# Required work
Reproduce the records exactly. Leave the pictures out.

# Recorded data
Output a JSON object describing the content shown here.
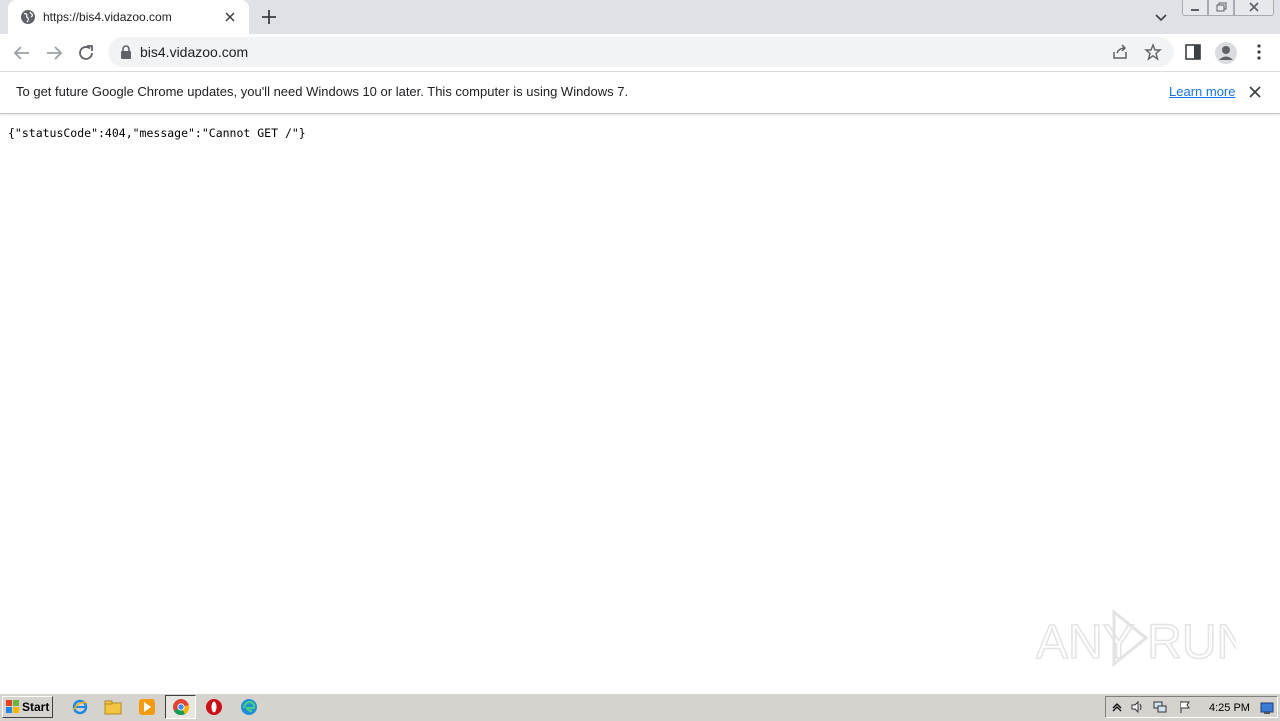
{
  "browser": {
    "tab": {
      "title": "https://bis4.vidazoo.com",
      "favicon": "globe-icon"
    },
    "address_bar": {
      "url": "bis4.vidazoo.com",
      "security": "lock-icon"
    }
  },
  "infobar": {
    "message": "To get future Google Chrome updates, you'll need Windows 10 or later. This computer is using Windows 7.",
    "link_label": "Learn more",
    "link_color": "#1a73e8"
  },
  "page": {
    "body_text": "{\"statusCode\":404,\"message\":\"Cannot GET /\"}"
  },
  "watermark": {
    "text": "ANY RUN"
  },
  "taskbar": {
    "start_label": "Start",
    "apps": [
      "internet-explorer-icon",
      "folder-icon",
      "media-player-icon",
      "chrome-icon",
      "opera-icon",
      "edge-icon"
    ],
    "tray_icons": [
      "show-hidden-icons",
      "volume-icon",
      "network-icon",
      "action-center-flag-icon"
    ],
    "clock": "4:25 PM"
  }
}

# Result below
Output a JSON object describing the content shown here.
{
  "browser": {
    "tab": {
      "title": "https://bis4.vidazoo.com",
      "favicon": "globe-icon"
    },
    "address_bar": {
      "url": "bis4.vidazoo.com",
      "security": "lock-icon"
    }
  },
  "infobar": {
    "message": "To get future Google Chrome updates, you'll need Windows 10 or later. This computer is using Windows 7.",
    "link_label": "Learn more",
    "link_color": "#1a73e8"
  },
  "page": {
    "body_text": "{\"statusCode\":404,\"message\":\"Cannot GET /\"}"
  },
  "watermark": {
    "text": "ANY RUN"
  },
  "taskbar": {
    "start_label": "Start",
    "apps": [
      "internet-explorer-icon",
      "folder-icon",
      "media-player-icon",
      "chrome-icon",
      "opera-icon",
      "edge-icon"
    ],
    "tray_icons": [
      "show-hidden-icons",
      "volume-icon",
      "network-icon",
      "action-center-flag-icon"
    ],
    "clock": "4:25 PM"
  }
}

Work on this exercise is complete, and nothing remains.